"Mapping cardiac surface mechanics with structured light imaging," American Journal of Physiology: Heart and Circular Physiology, (2012)

J. I. Laughner, S. Zhang, H. Li, C. C. Shao, and I. R. Efimov, "Mapping cardiac surface mechanics with structured light imaging," American Journal of Physiology: Heart and Circular Physiology 303(6), H712-H720, 2012 (Image of the week of October 1, 2012, American Journal of Physiology); doi: 10.1152/ajpheart.00269.2012

Cardiovascular disease often manifests as a combination of pathological electrical and structural heart remodeling.

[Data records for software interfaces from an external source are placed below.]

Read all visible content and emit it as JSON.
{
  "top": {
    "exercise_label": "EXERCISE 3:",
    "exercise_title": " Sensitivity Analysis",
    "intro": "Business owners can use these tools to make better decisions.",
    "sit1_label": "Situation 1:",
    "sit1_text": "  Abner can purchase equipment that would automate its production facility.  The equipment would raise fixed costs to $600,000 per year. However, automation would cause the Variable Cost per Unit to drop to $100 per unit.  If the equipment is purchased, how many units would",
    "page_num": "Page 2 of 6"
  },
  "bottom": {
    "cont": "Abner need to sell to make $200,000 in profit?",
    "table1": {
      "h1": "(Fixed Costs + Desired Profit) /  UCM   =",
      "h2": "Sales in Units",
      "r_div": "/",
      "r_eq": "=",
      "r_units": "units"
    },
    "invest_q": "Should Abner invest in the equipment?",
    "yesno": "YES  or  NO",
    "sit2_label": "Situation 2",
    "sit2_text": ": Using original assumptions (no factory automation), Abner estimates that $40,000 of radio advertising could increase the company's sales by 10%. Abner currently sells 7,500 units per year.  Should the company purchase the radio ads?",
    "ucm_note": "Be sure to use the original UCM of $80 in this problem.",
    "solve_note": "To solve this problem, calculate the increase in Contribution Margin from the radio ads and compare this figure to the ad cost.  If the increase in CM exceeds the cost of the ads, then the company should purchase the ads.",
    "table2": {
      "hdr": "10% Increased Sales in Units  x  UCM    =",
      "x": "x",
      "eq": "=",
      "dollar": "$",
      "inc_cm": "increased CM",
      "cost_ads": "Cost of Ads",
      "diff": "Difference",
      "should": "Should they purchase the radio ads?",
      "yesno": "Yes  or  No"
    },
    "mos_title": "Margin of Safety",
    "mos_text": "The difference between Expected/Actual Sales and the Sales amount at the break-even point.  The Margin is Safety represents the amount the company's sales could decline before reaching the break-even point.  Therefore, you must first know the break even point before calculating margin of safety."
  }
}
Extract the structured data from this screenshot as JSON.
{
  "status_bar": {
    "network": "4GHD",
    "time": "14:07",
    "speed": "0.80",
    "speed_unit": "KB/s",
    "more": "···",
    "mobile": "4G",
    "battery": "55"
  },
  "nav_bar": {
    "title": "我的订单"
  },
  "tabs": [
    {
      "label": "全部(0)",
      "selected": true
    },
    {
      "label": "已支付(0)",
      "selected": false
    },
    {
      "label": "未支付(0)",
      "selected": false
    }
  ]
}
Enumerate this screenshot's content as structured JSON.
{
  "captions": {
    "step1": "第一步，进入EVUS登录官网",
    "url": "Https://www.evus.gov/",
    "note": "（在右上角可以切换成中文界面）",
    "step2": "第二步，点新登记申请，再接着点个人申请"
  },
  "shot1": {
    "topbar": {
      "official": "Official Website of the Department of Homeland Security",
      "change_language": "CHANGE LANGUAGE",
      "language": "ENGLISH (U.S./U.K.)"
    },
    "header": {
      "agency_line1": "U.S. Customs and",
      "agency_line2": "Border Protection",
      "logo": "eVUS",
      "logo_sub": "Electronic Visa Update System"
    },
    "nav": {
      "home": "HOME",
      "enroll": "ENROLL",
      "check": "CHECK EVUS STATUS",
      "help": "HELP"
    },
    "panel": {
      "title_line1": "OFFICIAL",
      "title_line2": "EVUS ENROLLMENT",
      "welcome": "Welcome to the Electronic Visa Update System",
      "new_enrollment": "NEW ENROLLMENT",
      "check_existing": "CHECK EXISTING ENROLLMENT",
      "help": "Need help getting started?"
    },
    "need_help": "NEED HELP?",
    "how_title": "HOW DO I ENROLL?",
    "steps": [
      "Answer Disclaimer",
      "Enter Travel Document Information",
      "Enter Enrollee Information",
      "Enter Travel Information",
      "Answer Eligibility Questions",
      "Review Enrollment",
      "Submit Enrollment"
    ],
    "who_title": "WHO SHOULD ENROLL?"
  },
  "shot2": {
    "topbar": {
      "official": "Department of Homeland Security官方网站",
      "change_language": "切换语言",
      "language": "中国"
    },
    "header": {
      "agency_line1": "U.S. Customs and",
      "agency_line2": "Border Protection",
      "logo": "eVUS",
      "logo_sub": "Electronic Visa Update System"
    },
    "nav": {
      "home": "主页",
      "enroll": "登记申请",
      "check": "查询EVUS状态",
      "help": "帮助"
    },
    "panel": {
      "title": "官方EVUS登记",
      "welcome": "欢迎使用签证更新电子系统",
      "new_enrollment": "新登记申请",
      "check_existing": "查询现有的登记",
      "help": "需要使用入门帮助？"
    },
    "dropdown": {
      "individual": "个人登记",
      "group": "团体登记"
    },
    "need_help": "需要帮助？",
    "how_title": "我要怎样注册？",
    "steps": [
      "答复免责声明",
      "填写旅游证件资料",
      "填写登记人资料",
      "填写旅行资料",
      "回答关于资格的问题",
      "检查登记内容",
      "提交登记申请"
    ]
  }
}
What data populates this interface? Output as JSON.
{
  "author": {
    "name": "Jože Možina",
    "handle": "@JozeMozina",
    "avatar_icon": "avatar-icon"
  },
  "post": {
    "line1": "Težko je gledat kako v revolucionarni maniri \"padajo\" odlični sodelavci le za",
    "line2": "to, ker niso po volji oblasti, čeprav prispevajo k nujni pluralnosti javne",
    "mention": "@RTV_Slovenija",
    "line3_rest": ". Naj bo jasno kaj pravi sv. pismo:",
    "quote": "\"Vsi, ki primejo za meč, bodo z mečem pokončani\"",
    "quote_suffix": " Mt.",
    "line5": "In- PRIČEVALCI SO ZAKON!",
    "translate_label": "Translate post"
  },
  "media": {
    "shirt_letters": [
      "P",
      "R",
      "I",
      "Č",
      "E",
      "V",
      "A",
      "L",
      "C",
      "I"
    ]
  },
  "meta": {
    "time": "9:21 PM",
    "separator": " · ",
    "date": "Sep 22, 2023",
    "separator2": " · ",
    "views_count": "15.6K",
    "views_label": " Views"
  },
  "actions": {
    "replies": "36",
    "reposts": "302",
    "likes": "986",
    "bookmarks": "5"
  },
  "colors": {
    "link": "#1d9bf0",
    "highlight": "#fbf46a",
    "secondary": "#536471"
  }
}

The relationship between mechanics and electrophysiology is crucial to our understanding of mechanisms of cardiac arrhythmias and the treatment of cardiac disease. While several technologies exist for describing whole heart electrophysiology, studies of cardiac mechanics are often limited to rhythmic patterns or small sections of tissue. Here, we present a comprehensive system based on ultrafast three-dimensional (3-D) structured light imaging to map surface dynamics of whole heart cardiac motion. Additionally, we introduce a novel nonrigid motion-tracking algorithm based on an isometry-maximizing optimization framework that forms correspondences between consecutive 3-D frames without the use of any fiducial markers. By combining our 3-D imaging system with nonrigid surface registration, we are able to measure cardiac surface mechanics at unprecedented spatial and temporal resolution. In conclusion, we demonstrate accurate cardiac deformation at over 200,000 surface points of a rabbit heart recorded at 200 frames/s and validate our results on highly contrasting heart motions during normal sinus rhythm, ventricular pacing, and ventricular fibrillation.